## Required action
Copy each line below holding "JSON".
*** Given records
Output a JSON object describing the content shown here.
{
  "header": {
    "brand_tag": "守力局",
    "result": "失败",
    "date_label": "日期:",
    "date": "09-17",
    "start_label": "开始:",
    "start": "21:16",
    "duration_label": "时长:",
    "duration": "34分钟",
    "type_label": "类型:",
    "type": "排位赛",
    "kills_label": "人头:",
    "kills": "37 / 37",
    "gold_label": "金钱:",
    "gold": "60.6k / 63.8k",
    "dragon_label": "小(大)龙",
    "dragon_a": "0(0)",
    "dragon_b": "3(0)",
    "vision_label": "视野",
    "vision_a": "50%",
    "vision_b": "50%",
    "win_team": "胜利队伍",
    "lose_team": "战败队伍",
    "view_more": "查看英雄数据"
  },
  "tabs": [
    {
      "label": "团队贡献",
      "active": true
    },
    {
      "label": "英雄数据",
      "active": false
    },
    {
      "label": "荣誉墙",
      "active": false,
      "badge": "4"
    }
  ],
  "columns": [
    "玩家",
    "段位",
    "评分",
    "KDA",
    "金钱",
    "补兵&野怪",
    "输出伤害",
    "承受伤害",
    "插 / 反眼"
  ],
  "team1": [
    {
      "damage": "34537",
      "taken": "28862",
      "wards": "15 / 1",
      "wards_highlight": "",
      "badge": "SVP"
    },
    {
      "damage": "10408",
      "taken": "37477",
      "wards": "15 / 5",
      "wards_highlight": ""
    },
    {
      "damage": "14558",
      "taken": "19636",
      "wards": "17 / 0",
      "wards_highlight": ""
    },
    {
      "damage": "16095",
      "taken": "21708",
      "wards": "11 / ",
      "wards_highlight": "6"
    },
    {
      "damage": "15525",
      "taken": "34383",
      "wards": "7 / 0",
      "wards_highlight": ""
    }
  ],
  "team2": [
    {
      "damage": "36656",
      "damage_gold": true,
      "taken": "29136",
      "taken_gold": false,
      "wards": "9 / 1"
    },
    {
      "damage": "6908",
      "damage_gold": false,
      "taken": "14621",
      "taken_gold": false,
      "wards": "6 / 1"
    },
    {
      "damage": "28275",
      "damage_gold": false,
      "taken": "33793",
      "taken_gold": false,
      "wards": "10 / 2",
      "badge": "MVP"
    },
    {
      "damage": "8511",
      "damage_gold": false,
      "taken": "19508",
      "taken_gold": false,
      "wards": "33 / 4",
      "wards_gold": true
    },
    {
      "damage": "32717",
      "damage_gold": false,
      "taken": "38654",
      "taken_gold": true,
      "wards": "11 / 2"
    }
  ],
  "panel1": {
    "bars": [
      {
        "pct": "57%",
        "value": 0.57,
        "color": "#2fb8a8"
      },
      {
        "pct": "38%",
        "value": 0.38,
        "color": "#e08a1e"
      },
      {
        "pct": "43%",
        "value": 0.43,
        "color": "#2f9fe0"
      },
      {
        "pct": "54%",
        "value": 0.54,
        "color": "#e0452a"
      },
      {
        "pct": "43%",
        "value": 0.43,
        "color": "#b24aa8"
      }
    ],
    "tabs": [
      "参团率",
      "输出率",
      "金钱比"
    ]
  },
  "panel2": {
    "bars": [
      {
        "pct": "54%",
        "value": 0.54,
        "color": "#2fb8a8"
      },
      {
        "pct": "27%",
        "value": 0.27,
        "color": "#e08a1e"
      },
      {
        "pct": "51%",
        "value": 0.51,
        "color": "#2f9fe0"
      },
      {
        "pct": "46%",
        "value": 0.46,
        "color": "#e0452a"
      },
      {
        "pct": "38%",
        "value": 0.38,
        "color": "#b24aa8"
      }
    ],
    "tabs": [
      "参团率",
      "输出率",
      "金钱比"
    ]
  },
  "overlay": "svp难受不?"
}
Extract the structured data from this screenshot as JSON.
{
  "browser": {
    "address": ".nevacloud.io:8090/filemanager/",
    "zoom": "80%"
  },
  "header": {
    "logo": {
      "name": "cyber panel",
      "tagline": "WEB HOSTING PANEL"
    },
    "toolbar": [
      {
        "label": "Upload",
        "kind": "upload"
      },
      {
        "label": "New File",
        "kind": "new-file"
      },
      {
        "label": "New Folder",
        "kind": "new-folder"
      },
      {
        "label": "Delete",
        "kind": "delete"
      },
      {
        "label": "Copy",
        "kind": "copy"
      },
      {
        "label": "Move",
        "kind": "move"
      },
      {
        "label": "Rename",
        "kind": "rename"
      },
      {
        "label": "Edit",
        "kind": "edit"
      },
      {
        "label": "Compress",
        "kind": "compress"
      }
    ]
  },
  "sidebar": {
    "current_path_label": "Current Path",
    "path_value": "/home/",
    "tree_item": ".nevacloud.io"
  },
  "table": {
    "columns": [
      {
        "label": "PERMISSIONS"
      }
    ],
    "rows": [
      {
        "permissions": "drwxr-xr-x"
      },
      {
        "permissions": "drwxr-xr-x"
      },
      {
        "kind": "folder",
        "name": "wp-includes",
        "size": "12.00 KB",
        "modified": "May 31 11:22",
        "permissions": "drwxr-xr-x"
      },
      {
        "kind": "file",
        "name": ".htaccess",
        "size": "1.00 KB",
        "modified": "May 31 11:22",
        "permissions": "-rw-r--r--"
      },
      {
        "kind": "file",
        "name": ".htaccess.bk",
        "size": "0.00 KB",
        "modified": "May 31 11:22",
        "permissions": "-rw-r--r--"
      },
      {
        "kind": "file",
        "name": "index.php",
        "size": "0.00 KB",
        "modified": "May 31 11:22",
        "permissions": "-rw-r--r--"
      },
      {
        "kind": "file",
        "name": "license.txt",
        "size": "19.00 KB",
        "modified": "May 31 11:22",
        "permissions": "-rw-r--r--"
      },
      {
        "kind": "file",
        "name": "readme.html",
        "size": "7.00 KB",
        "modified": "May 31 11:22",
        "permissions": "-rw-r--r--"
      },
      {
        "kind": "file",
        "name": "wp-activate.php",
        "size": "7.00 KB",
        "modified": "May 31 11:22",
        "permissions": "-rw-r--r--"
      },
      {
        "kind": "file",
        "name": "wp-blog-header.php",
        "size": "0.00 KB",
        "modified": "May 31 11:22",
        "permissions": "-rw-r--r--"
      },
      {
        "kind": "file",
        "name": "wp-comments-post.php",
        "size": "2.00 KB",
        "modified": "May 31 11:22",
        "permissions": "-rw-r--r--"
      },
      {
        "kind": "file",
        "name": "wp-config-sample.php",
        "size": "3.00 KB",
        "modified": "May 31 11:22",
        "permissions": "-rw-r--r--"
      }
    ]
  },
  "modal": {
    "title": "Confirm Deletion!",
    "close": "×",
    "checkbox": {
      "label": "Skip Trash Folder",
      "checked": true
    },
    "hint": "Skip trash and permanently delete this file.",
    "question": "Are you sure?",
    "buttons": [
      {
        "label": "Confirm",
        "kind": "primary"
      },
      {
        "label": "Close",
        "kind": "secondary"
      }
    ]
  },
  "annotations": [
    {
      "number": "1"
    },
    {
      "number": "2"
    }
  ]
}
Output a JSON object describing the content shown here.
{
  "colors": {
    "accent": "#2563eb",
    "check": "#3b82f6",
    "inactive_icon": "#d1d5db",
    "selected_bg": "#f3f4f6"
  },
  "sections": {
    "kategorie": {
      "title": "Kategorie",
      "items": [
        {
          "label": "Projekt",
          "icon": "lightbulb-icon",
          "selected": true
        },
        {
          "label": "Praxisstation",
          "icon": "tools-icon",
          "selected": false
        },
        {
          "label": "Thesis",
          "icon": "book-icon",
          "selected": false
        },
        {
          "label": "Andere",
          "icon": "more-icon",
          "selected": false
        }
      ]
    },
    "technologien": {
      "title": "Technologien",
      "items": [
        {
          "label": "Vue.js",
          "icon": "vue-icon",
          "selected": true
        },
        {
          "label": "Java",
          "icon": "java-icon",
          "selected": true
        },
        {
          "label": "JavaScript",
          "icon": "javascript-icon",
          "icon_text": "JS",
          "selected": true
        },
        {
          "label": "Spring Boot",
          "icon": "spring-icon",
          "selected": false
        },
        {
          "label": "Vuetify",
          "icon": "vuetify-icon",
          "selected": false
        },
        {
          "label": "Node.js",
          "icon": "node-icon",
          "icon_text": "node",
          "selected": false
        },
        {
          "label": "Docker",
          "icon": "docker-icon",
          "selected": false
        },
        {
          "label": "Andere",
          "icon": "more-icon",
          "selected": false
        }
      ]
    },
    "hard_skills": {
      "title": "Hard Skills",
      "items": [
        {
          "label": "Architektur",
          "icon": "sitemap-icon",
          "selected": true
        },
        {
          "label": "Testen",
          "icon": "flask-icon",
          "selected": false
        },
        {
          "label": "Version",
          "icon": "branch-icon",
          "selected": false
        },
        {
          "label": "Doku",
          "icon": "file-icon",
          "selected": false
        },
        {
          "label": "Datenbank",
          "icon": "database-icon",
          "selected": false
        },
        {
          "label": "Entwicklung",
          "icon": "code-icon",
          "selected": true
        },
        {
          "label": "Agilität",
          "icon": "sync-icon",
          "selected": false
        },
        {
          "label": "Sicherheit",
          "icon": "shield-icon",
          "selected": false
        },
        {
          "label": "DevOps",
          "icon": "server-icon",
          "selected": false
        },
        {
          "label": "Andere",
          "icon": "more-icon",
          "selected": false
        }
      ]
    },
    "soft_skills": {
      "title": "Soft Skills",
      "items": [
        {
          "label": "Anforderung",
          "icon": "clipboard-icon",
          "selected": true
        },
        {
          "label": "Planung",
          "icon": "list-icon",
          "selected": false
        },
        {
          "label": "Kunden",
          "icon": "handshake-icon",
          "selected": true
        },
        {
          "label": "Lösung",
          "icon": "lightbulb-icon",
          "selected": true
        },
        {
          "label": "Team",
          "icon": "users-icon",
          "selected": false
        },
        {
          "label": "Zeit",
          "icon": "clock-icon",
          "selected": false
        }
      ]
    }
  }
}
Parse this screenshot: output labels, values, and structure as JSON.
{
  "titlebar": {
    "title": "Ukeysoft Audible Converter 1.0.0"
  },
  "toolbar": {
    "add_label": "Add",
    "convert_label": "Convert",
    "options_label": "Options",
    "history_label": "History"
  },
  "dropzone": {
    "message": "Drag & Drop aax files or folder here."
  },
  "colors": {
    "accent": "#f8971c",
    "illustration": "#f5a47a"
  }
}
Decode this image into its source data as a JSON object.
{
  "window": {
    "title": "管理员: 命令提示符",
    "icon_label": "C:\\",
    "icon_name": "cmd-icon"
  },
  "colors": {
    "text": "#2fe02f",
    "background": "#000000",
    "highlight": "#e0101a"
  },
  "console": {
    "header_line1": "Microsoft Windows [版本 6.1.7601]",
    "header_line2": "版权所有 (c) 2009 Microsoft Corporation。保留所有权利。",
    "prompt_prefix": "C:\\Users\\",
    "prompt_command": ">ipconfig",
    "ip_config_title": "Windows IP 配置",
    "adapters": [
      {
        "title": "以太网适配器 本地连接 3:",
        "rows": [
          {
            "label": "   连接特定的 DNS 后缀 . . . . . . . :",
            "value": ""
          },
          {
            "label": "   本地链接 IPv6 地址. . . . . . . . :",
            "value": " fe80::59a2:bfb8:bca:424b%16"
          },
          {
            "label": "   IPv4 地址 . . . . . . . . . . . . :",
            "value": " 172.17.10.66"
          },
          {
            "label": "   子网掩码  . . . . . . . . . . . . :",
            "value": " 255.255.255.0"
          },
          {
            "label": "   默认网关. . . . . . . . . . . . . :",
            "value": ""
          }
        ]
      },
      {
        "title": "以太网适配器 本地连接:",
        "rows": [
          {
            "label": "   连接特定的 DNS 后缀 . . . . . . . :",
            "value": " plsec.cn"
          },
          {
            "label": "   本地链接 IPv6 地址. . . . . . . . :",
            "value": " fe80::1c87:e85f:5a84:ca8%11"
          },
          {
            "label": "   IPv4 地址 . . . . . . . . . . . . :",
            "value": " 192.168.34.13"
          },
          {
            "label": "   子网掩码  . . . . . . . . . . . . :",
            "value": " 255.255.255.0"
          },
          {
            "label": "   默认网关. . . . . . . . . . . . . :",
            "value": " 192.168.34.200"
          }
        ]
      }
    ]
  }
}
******
## Answer to this problem
Output a JSON object describing the content shown here.
Extract the structured data from this screenshot as JSON.
Output a JSON object describing the content shown here.
Parse this screenshot: output labels, values, and structure as JSON.
Decode this image into its source data as a JSON object.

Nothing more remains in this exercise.